Exercise objective: Copy, from the data below, every line that has "frac" in it.

Available records:

──────────

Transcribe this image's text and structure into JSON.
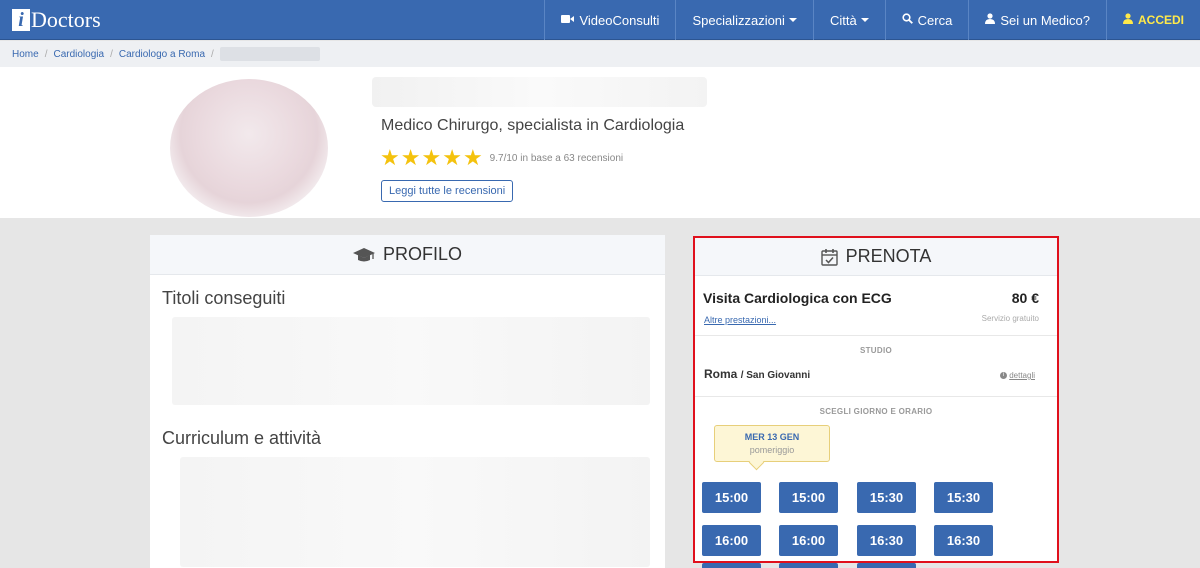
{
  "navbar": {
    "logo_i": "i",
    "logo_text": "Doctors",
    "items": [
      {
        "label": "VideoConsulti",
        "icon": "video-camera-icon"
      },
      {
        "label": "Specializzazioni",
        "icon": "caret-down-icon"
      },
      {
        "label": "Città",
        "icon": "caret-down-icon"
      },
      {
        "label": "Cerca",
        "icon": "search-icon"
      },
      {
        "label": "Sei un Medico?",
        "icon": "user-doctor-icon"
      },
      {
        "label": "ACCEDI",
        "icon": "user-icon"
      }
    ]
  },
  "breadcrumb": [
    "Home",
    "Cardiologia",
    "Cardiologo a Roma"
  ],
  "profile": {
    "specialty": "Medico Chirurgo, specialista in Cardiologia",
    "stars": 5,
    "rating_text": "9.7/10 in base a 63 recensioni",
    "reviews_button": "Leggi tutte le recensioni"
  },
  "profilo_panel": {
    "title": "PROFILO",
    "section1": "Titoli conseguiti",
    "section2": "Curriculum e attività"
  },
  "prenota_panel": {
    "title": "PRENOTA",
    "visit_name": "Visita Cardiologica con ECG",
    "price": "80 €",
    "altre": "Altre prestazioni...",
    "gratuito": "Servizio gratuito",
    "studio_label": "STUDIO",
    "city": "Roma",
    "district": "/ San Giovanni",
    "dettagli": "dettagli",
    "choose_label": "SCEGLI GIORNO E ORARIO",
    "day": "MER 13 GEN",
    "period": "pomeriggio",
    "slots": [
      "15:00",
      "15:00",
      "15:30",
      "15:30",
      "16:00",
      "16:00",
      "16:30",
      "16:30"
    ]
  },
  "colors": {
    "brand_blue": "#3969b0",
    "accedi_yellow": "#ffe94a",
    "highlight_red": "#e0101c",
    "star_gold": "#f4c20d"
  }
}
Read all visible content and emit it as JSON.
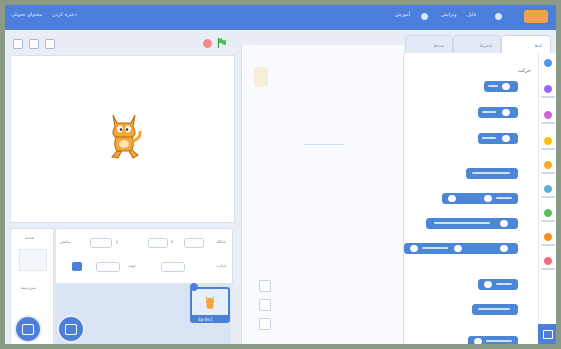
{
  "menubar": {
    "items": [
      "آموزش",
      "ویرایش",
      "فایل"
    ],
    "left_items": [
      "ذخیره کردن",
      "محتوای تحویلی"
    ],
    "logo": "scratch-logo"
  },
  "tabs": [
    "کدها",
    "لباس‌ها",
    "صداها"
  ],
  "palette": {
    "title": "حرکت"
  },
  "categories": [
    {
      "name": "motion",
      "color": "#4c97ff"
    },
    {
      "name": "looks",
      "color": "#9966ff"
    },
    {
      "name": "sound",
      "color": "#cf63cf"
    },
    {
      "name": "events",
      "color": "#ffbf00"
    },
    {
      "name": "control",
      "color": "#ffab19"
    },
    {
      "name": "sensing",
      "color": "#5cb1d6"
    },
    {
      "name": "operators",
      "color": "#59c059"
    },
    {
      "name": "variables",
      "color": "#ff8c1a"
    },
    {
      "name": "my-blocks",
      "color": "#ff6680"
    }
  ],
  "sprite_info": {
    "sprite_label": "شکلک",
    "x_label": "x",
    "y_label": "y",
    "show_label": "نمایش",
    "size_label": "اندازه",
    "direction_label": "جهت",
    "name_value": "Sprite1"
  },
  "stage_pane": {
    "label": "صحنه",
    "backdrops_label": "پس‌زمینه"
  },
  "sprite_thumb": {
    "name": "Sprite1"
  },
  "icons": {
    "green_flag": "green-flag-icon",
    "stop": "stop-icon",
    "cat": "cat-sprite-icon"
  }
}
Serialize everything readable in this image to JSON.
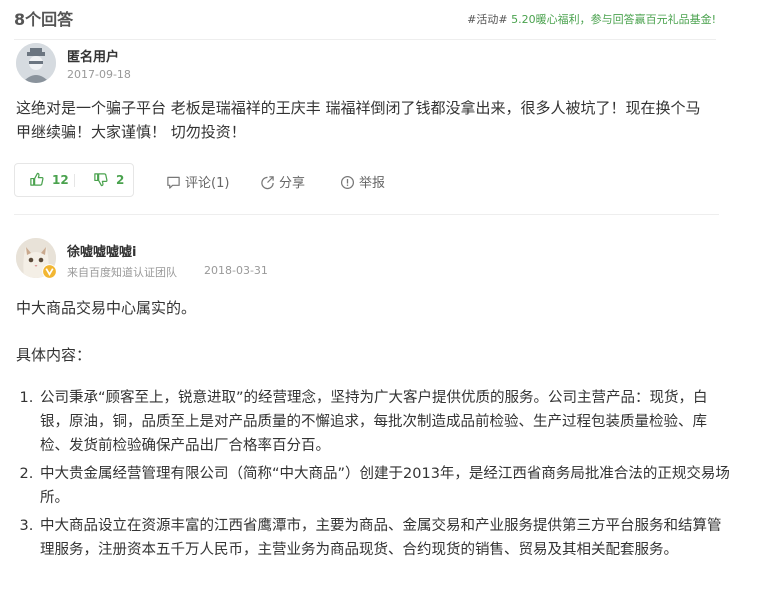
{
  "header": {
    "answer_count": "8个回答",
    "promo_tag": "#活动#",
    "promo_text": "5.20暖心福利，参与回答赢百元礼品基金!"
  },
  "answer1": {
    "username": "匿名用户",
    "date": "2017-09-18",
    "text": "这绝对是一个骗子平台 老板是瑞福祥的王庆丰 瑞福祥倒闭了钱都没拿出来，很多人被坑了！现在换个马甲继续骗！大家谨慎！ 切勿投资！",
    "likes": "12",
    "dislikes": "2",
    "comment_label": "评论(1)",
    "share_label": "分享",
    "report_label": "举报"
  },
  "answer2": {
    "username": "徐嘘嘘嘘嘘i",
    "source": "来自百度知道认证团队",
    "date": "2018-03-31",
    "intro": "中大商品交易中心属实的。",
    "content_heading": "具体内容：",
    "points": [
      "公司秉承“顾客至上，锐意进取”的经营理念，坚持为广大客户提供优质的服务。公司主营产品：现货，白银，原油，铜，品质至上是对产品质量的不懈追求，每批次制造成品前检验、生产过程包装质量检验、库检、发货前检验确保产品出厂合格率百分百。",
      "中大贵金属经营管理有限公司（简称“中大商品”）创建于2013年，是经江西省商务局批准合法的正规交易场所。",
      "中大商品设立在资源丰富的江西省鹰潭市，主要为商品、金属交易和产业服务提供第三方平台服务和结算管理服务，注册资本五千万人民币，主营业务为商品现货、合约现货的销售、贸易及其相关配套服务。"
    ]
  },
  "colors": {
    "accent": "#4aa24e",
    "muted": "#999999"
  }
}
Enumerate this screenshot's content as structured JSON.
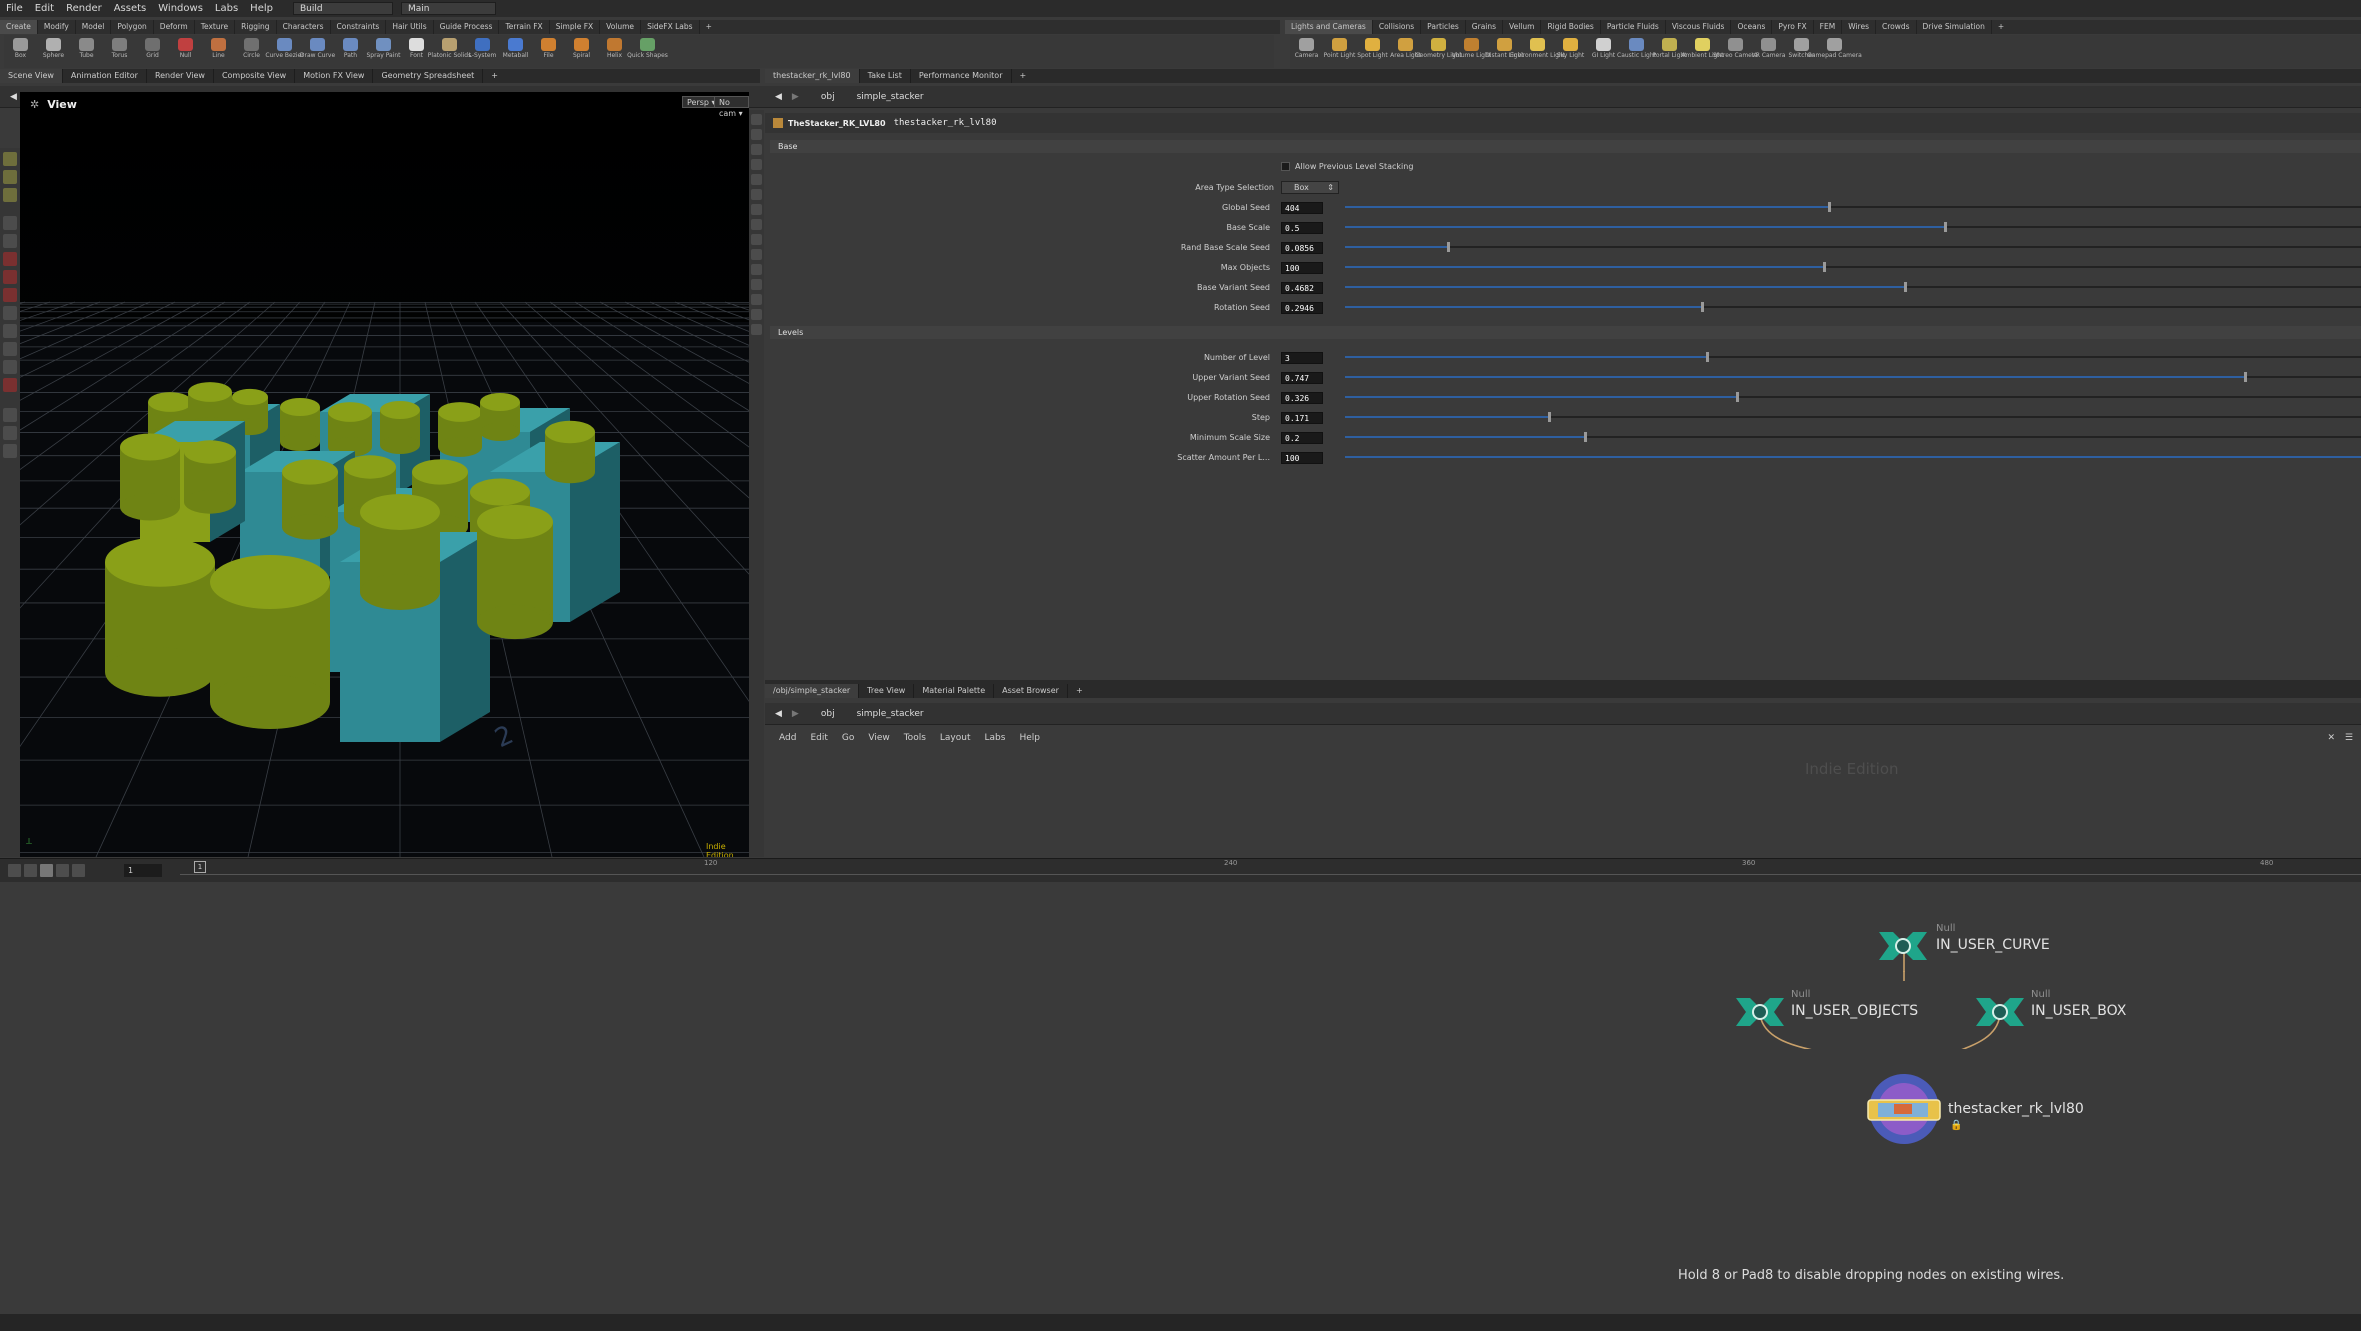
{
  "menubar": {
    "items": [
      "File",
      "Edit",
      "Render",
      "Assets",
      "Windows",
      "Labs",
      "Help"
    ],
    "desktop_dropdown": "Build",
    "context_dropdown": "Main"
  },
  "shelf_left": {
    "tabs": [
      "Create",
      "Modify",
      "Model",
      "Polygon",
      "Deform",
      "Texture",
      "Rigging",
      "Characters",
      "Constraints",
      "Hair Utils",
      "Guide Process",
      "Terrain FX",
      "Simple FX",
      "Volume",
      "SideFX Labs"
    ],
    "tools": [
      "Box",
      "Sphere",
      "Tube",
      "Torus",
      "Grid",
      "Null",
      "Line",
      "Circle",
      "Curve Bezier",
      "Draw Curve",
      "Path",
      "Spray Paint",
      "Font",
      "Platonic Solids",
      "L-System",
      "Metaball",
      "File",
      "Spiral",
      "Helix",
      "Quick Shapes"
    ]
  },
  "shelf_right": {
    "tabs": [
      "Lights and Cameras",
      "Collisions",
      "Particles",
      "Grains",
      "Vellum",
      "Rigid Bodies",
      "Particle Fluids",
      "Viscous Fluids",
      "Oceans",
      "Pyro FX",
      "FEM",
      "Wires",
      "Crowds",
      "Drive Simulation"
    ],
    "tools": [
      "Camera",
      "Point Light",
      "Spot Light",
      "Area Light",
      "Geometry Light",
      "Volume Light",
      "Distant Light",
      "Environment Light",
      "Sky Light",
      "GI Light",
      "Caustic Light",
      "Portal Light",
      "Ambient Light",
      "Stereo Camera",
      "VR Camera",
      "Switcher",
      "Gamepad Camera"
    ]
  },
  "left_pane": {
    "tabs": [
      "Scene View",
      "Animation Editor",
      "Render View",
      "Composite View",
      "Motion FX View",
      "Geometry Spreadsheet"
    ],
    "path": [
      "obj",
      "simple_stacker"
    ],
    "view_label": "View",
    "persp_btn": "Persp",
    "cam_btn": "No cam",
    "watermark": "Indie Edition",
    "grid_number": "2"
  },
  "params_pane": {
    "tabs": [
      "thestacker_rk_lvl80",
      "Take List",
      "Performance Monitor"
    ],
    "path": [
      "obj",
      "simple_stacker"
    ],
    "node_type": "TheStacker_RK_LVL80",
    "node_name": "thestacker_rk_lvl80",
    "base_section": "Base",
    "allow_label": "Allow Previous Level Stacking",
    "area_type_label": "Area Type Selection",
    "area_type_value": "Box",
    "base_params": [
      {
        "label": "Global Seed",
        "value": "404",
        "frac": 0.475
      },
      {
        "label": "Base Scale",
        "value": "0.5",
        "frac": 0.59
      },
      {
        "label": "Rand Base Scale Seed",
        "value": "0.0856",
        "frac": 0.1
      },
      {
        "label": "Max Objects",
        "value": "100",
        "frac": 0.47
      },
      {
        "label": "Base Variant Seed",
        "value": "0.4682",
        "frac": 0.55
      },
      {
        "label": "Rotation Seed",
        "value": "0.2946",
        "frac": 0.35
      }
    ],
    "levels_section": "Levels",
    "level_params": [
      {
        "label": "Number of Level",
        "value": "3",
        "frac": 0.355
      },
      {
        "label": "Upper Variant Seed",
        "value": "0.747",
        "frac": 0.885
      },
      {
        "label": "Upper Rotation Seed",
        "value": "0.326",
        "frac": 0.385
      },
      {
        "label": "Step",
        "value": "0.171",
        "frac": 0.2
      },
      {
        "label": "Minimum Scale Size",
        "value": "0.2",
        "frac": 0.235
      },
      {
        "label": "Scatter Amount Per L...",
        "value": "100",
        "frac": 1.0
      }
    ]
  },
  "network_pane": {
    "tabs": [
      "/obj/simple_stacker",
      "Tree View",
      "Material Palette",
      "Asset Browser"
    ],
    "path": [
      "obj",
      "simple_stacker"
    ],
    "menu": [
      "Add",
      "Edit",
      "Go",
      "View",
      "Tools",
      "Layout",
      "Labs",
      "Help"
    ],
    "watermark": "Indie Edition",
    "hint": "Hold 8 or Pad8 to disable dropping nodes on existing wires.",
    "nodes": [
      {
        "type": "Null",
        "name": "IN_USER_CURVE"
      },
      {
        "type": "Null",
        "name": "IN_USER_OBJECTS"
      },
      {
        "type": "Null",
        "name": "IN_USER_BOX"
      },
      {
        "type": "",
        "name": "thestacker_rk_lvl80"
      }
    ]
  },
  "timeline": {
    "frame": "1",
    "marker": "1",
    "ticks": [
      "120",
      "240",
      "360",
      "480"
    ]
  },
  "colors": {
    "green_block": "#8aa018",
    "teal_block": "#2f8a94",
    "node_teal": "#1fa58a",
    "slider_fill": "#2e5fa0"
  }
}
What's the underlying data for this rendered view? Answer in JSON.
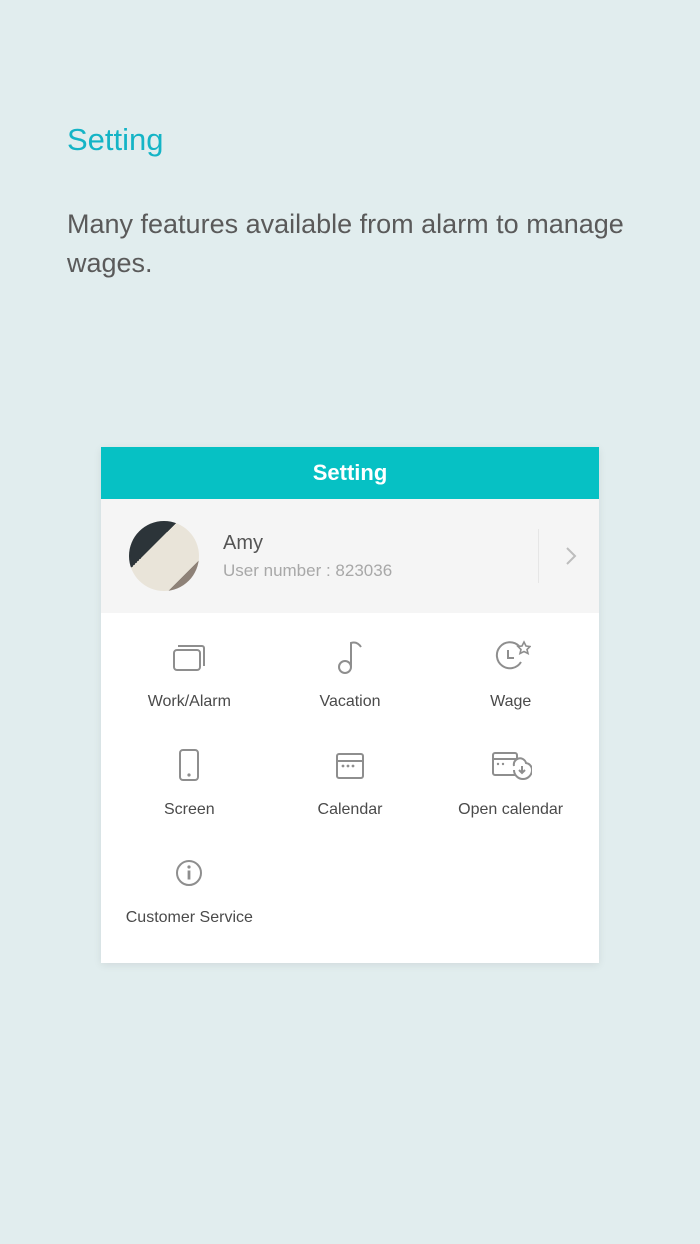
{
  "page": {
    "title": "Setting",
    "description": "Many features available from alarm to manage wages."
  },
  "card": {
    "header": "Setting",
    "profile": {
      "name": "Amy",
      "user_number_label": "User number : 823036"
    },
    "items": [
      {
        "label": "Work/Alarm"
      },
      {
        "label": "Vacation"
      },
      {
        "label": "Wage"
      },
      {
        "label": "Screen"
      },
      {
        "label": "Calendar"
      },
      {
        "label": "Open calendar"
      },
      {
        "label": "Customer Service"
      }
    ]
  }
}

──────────

Solution for this exercise:
        "frac": 0.475
        "frac": 0.59
        "frac": 0.1
        "frac": 0.47
        "frac": 0.55
        "frac": 0.35
        "frac": 0.355
        "frac": 0.885
        "frac": 0.385
        "frac": 0.2
        "frac": 0.235
        "frac": 1.0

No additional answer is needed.